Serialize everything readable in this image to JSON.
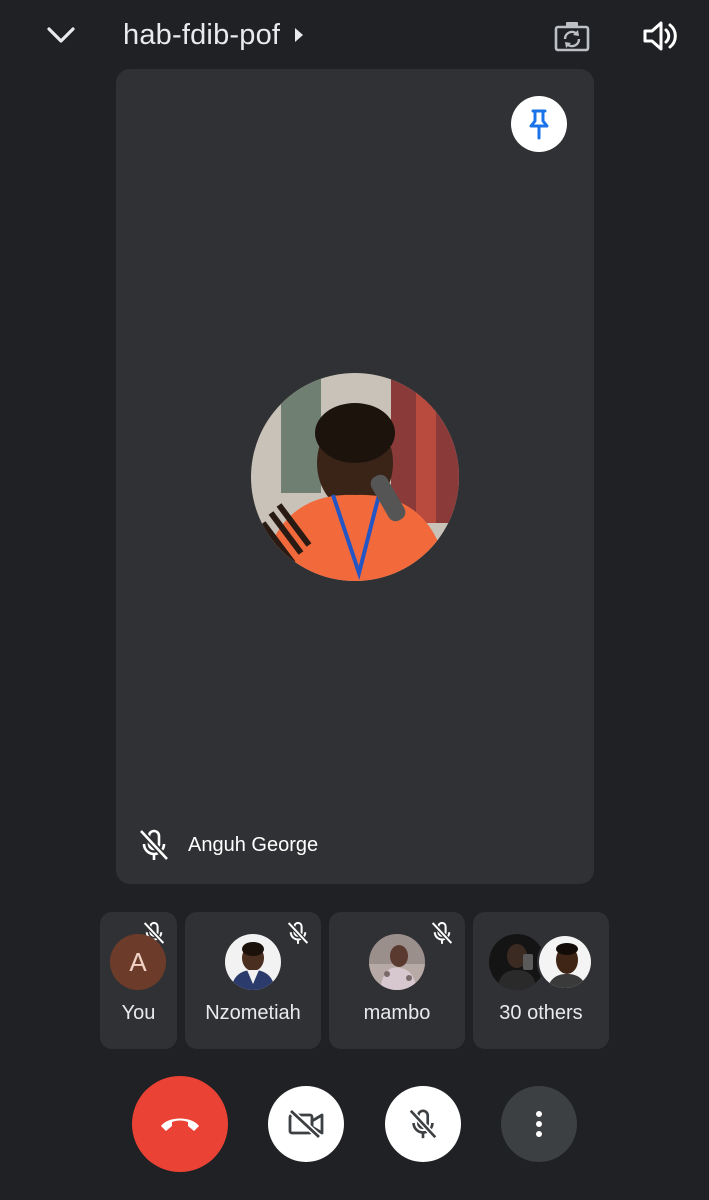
{
  "header": {
    "meeting_code": "hab-fdib-pof",
    "collapse_icon": "chevron-down-icon",
    "info_icon": "caret-right-icon",
    "camera_switch_icon": "camera-switch-icon",
    "speaker_icon": "speaker-icon"
  },
  "main_tile": {
    "participant_name": "Anguh George",
    "pin_icon": "pin-icon",
    "mic_status_icon": "mic-off-icon",
    "pin_color": "#1a73e8"
  },
  "participants": [
    {
      "label": "You",
      "initial": "A",
      "muted": true
    },
    {
      "label": "Nzometiah",
      "muted": true
    },
    {
      "label": "mambo",
      "muted": true
    },
    {
      "label": "30 others"
    }
  ],
  "controls": {
    "end_call_icon": "end-call-icon",
    "end_call_color": "#ea4335",
    "camera_icon": "camera-off-icon",
    "mic_icon": "mic-off-icon",
    "more_icon": "more-vert-icon"
  },
  "colors": {
    "background": "#202124",
    "tile": "#303134",
    "text": "#e8eaed"
  }
}
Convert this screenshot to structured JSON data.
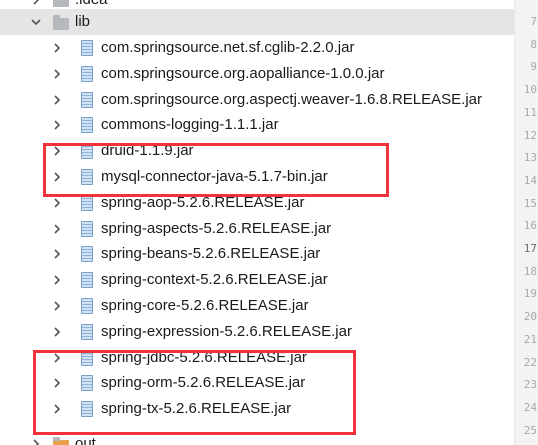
{
  "tree": {
    "top_partial": ".idea",
    "folder": "lib",
    "jars": [
      "com.springsource.net.sf.cglib-2.2.0.jar",
      "com.springsource.org.aopalliance-1.0.0.jar",
      "com.springsource.org.aspectj.weaver-1.6.8.RELEASE.jar",
      "commons-logging-1.1.1.jar",
      "druid-1.1.9.jar",
      "mysql-connector-java-5.1.7-bin.jar",
      "spring-aop-5.2.6.RELEASE.jar",
      "spring-aspects-5.2.6.RELEASE.jar",
      "spring-beans-5.2.6.RELEASE.jar",
      "spring-context-5.2.6.RELEASE.jar",
      "spring-core-5.2.6.RELEASE.jar",
      "spring-expression-5.2.6.RELEASE.jar",
      "spring-jdbc-5.2.6.RELEASE.jar",
      "spring-orm-5.2.6.RELEASE.jar",
      "spring-tx-5.2.6.RELEASE.jar"
    ],
    "bottom_partial": "out"
  },
  "gutter_numbers": [
    "7",
    "8",
    "9",
    "10",
    "11",
    "12",
    "13",
    "14",
    "15",
    "16",
    "17",
    "18",
    "19",
    "20",
    "21",
    "22",
    "23",
    "24",
    "25"
  ],
  "colors": {
    "highlight_box": "#f0323a",
    "selected_row": "#e5e5e5",
    "jar_icon": "#8fb3d6",
    "folder_icon": "#b5b9bd"
  },
  "icons": {
    "expand": "chevron-right-icon",
    "expanded": "chevron-down-icon",
    "folder": "folder-icon",
    "jar": "jar-icon"
  }
}
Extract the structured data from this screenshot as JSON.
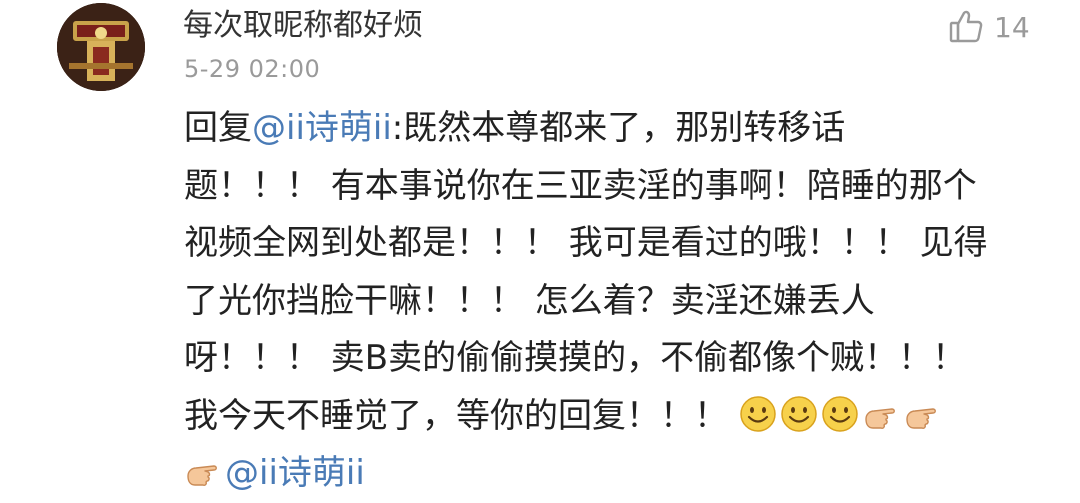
{
  "comment": {
    "username": "每次取昵称都好烦",
    "timestamp": "5-29 02:00",
    "like_count": "14",
    "lines": [
      {
        "prefix": "回复",
        "mention": "@ii诗萌ii",
        "text": ":既然本尊都来了，那别转移话"
      },
      {
        "text": "题！！！ 有本事说你在三亚卖淫的事啊！陪睡的那个"
      },
      {
        "text": "视频全网到处都是！！！ 我可是看过的哦！！！ 见得"
      },
      {
        "text": "了光你挡脸干嘛！！！ 怎么着？卖淫还嫌丢人"
      },
      {
        "text": "呀！！！ 卖B卖的偷偷摸摸的，不偷都像个贼！！！"
      },
      {
        "text": "我今天不睡觉了，等你的回复！！！"
      },
      {
        "mention": "@ii诗萌ii"
      }
    ],
    "trailing_emojis": [
      "smile",
      "smile",
      "smile",
      "thumbs-point-hand",
      "thumbs-point-hand"
    ],
    "last_line_emoji": "thumbs-point-hand"
  },
  "colors": {
    "mention": "#4a7bb6",
    "text": "#222222",
    "meta": "#9a9a9a"
  }
}
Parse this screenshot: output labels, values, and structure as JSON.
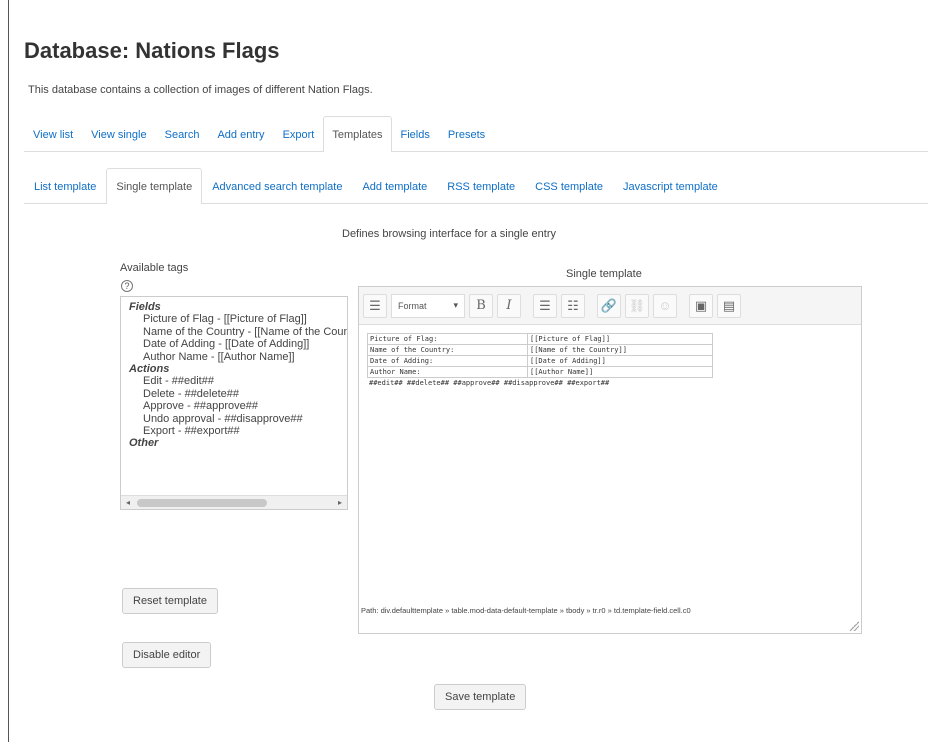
{
  "page": {
    "title": "Database: Nations Flags",
    "description": "This database contains a collection of images of different Nation Flags."
  },
  "main_tabs": [
    {
      "label": "View list",
      "active": false
    },
    {
      "label": "View single",
      "active": false
    },
    {
      "label": "Search",
      "active": false
    },
    {
      "label": "Add entry",
      "active": false
    },
    {
      "label": "Export",
      "active": false
    },
    {
      "label": "Templates",
      "active": true
    },
    {
      "label": "Fields",
      "active": false
    },
    {
      "label": "Presets",
      "active": false
    }
  ],
  "sub_tabs": [
    {
      "label": "List template",
      "active": false
    },
    {
      "label": "Single template",
      "active": true
    },
    {
      "label": "Advanced search template",
      "active": false
    },
    {
      "label": "Add template",
      "active": false
    },
    {
      "label": "RSS template",
      "active": false
    },
    {
      "label": "CSS template",
      "active": false
    },
    {
      "label": "Javascript template",
      "active": false
    }
  ],
  "template_description": "Defines browsing interface for a single entry",
  "available_tags": {
    "label": "Available tags",
    "help_icon": "?",
    "groups": [
      {
        "name": "Fields",
        "items": [
          "Picture of Flag - [[Picture of Flag]]",
          "Name of the Country - [[Name of the Country]]",
          "Date of Adding - [[Date of Adding]]",
          "Author Name - [[Author Name]]"
        ]
      },
      {
        "name": "Actions",
        "items": [
          "Edit - ##edit##",
          "Delete - ##delete##",
          "Approve - ##approve##",
          "Undo approval - ##disapprove##",
          "Export - ##export##"
        ]
      },
      {
        "name": "Other",
        "items": []
      }
    ],
    "scroll_left_icon": "◂",
    "scroll_right_icon": "▸"
  },
  "editor": {
    "label": "Single template",
    "toolbar": {
      "toggle_icon": "☰",
      "format_label": "Format",
      "format_caret": "▾",
      "bold": "B",
      "italic": "I",
      "unordered_list": "☰",
      "ordered_list": "☷",
      "link": "🔗",
      "unlink": "⛓",
      "emoji": "☺",
      "image": "▣",
      "media": "▤"
    },
    "table_rows": [
      {
        "label": "Picture of Flag:",
        "value": "[[Picture of Flag]]"
      },
      {
        "label": "Name of the Country:",
        "value": "[[Name of the Country]]"
      },
      {
        "label": "Date of Adding:",
        "value": "[[Date of Adding]]"
      },
      {
        "label": "Author Name:",
        "value": "[[Author Name]]"
      }
    ],
    "actions_line": "##edit## ##delete## ##approve## ##disapprove## ##export##",
    "path": "Path: div.defaulttemplate » table.mod-data-default-template » tbody » tr.r0 » td.template-field.cell.c0"
  },
  "buttons": {
    "reset": "Reset template",
    "disable": "Disable editor",
    "save": "Save template"
  }
}
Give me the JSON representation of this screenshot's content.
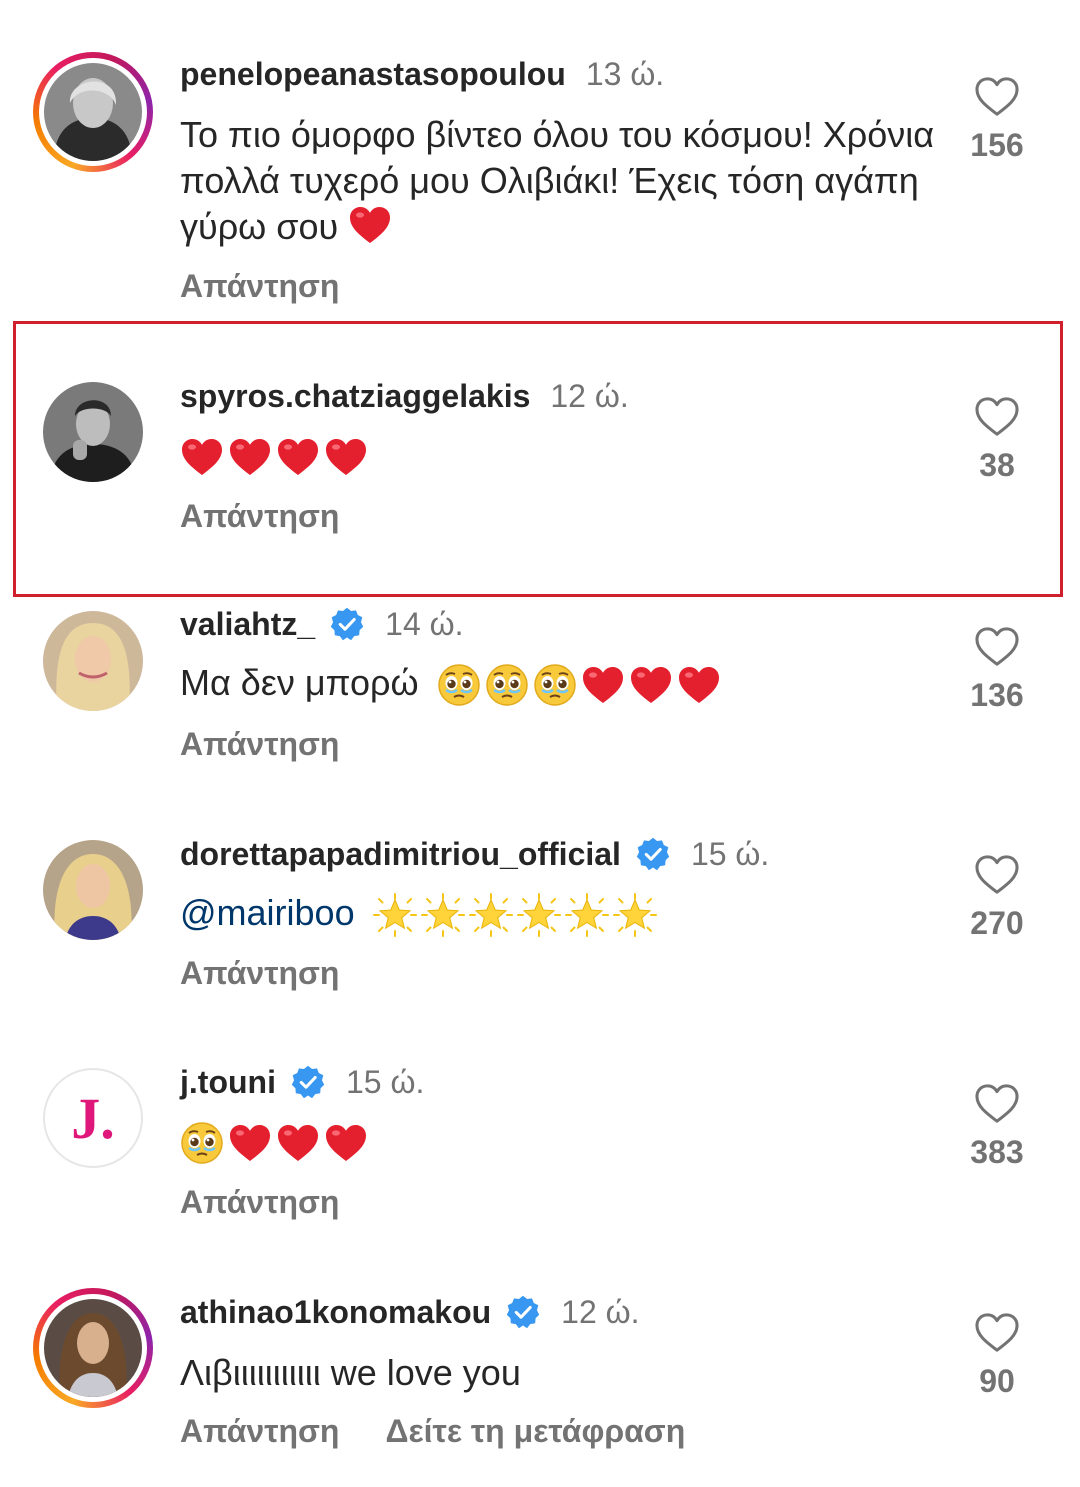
{
  "comments": [
    {
      "username": "penelopeanastasopoulou",
      "time": "13 ώ.",
      "verified": false,
      "story_ring": true,
      "text": "Το πιο όμορφο βίντεο όλου του κόσμου! Χρόνια πολλά τυχερό μου Ολιβιάκι! Έχεις τόση αγάπη γύρω σου",
      "emoji": [
        "red-heart"
      ],
      "likes": "156",
      "reply_label": "Απάντηση"
    },
    {
      "username": "spyros.chatziaggelakis",
      "time": "12 ώ.",
      "verified": false,
      "story_ring": false,
      "text": "",
      "emoji": [
        "red-heart",
        "red-heart",
        "red-heart",
        "red-heart"
      ],
      "likes": "38",
      "reply_label": "Απάντηση",
      "highlighted": true
    },
    {
      "username": "valiahtz_",
      "time": "14 ώ.",
      "verified": true,
      "story_ring": false,
      "text": "Μα δεν μπορώ",
      "emoji": [
        "pleading-face",
        "pleading-face",
        "pleading-face",
        "red-heart",
        "red-heart",
        "red-heart"
      ],
      "likes": "136",
      "reply_label": "Απάντηση"
    },
    {
      "username": "dorettapapadimitriou_official",
      "time": "15 ώ.",
      "verified": true,
      "story_ring": false,
      "mention": "@mairiboo",
      "emoji": [
        "star",
        "star",
        "star",
        "star",
        "star",
        "star"
      ],
      "likes": "270",
      "reply_label": "Απάντηση"
    },
    {
      "username": "j.touni",
      "time": "15 ώ.",
      "verified": true,
      "story_ring": false,
      "avatar_letter": "J.",
      "text": "",
      "emoji": [
        "pleading-face",
        "red-heart",
        "red-heart",
        "red-heart"
      ],
      "likes": "383",
      "reply_label": "Απάντηση"
    },
    {
      "username": "athinao1konomakou",
      "time": "12 ώ.",
      "verified": true,
      "story_ring": true,
      "text": "Λιβιιιιιιιιιιι we love you",
      "emoji": [],
      "likes": "90",
      "reply_label": "Απάντηση",
      "translate_label": "Δείτε τη μετάφραση"
    }
  ],
  "colors": {
    "highlight_border": "#d0202e",
    "verified_badge": "#3897f0",
    "mention": "#00376b",
    "secondary_text": "#737373"
  }
}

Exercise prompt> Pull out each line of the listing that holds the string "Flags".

Task answer>
    "title": "Database: Nations Flags",
    "description": "This database contains a collection of images of different Nation Flags."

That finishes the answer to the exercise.